**Aim of the exercise:** From the records below, report the number of lines that contain "placeholder", and add nothing.

*** Data supplied

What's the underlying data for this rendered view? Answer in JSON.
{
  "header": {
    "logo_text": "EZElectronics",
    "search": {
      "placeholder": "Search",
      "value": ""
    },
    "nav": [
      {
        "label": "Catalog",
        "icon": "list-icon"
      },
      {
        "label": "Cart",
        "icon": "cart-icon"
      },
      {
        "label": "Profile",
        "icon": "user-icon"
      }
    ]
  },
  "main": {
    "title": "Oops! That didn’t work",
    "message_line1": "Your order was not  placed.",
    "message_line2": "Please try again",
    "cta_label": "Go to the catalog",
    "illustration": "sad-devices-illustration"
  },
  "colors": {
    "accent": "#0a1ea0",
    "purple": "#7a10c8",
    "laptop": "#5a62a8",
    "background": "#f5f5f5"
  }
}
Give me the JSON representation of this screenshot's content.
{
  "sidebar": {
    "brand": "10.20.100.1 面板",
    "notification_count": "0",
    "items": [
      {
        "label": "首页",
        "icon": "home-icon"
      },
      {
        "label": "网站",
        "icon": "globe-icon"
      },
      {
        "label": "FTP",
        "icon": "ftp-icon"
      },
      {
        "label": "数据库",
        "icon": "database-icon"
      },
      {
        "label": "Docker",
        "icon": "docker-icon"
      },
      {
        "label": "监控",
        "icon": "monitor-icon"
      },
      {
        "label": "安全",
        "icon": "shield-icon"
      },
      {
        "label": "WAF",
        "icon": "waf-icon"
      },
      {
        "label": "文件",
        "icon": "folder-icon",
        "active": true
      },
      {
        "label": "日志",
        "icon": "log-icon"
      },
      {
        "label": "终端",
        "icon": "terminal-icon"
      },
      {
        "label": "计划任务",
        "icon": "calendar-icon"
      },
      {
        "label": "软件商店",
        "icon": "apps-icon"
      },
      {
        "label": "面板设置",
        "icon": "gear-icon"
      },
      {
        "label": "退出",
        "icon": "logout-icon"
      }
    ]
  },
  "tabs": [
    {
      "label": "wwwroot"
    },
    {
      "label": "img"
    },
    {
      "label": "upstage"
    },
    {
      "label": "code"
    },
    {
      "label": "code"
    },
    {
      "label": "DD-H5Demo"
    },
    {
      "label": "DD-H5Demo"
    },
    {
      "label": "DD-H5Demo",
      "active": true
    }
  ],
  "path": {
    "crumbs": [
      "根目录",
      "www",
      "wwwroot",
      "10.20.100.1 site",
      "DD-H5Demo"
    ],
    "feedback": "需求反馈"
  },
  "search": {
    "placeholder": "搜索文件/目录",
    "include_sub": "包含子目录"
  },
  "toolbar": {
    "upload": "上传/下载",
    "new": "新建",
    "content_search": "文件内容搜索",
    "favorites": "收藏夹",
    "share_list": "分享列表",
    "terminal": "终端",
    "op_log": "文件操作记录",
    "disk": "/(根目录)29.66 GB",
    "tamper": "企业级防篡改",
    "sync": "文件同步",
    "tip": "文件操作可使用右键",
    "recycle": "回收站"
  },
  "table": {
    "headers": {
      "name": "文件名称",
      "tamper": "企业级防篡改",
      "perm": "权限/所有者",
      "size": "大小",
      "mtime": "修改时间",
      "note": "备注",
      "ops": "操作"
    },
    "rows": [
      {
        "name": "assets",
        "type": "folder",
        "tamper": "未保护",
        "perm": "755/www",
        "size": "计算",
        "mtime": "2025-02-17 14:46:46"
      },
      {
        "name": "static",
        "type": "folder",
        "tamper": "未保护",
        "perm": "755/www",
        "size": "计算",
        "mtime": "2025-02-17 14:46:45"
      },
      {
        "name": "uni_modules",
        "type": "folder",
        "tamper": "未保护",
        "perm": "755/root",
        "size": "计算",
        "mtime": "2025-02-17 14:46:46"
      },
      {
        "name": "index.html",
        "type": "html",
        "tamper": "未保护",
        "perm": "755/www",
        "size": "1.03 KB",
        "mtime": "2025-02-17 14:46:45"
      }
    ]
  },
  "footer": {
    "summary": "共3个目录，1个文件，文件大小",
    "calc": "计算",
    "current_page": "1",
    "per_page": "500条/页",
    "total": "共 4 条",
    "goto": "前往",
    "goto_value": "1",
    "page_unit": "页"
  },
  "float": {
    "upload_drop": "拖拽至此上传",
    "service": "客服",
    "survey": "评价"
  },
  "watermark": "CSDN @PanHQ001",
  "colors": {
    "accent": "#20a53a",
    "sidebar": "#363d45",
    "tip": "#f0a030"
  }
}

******

**Result of the task:** 2